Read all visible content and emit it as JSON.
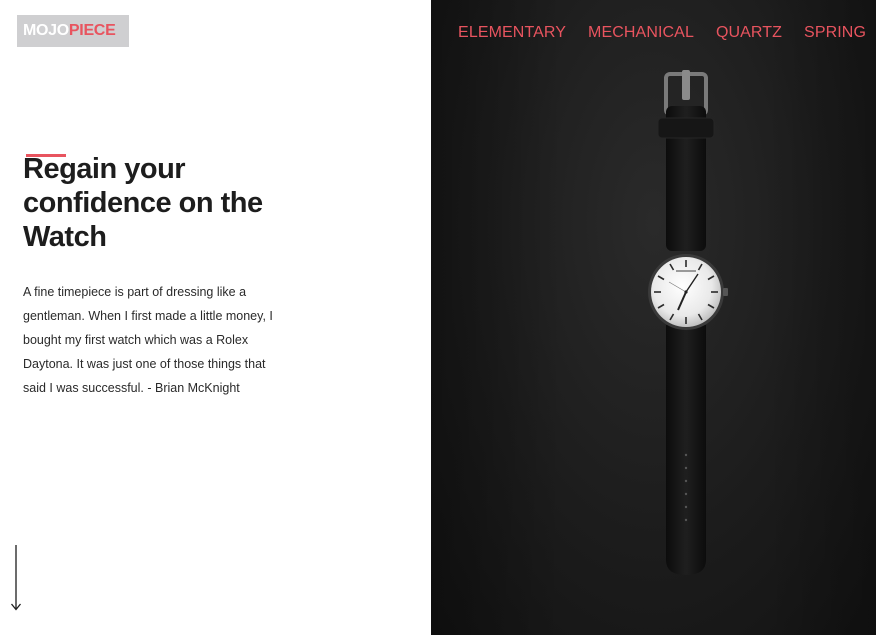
{
  "logo": {
    "part1": "MOJO",
    "part2": "PIECE"
  },
  "nav": {
    "items": [
      {
        "label": "ELEMENTARY"
      },
      {
        "label": "MECHANICAL"
      },
      {
        "label": "QUARTZ"
      },
      {
        "label": "SPRING"
      }
    ]
  },
  "hero": {
    "headline": "Regain your confidence on the Watch",
    "quote": "A fine timepiece is part of dressing like a gentleman. When I first made a little money, I bought my first watch which was a Rolex Daytona. It was just one of those things that said I was successful. - Brian McKnight"
  },
  "icons": {
    "scroll": "arrow-down-icon",
    "image": "wristwatch-icon"
  },
  "colors": {
    "accent": "#e8545f",
    "logo_bg": "#cfcfd1",
    "text": "#1d1d1d",
    "dark_bg": "#1c1c1c"
  }
}
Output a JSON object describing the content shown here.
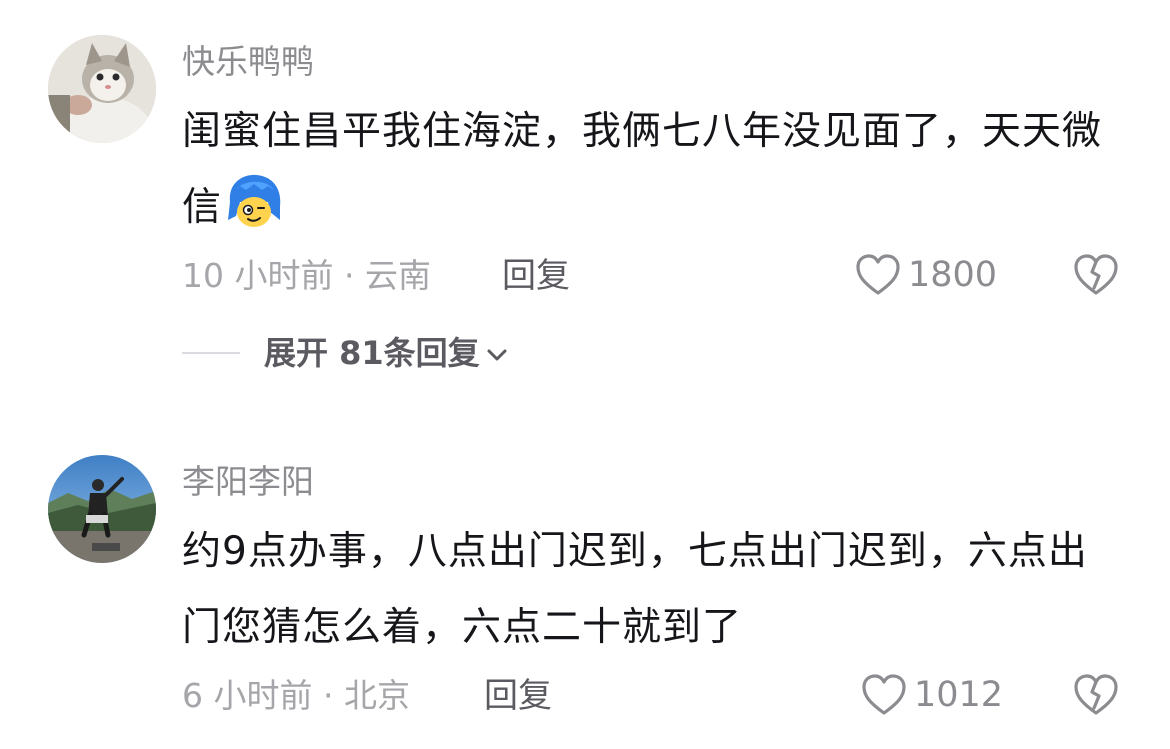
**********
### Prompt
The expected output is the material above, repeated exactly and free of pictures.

### Result
Read all visible content and emit it as JSON.
{
  "logo": {
    "part1": "MOJO",
    "part2": "PIECE"
  },
  "nav": {
    "items": [
      {
        "label": "ELEMENTARY"
      },
      {
        "label": "MECHANICAL"
      },
      {
        "label": "QUARTZ"
      },
      {
        "label": "SPRING"
      }
    ]
  },
  "hero": {
    "headline": "Regain your confidence on the Watch",
    "quote": "A fine timepiece is part of dressing like a gentleman. When I first made a little money, I bought my first watch which was a Rolex Daytona. It was just one of those things that said I was successful. - Brian McKnight"
  },
  "icons": {
    "scroll": "arrow-down-icon",
    "image": "wristwatch-icon"
  },
  "colors": {
    "accent": "#e8545f",
    "logo_bg": "#cfcfd1",
    "text": "#1d1d1d",
    "dark_bg": "#1c1c1c"
  }
}
Output a JSON object describing the content shown here.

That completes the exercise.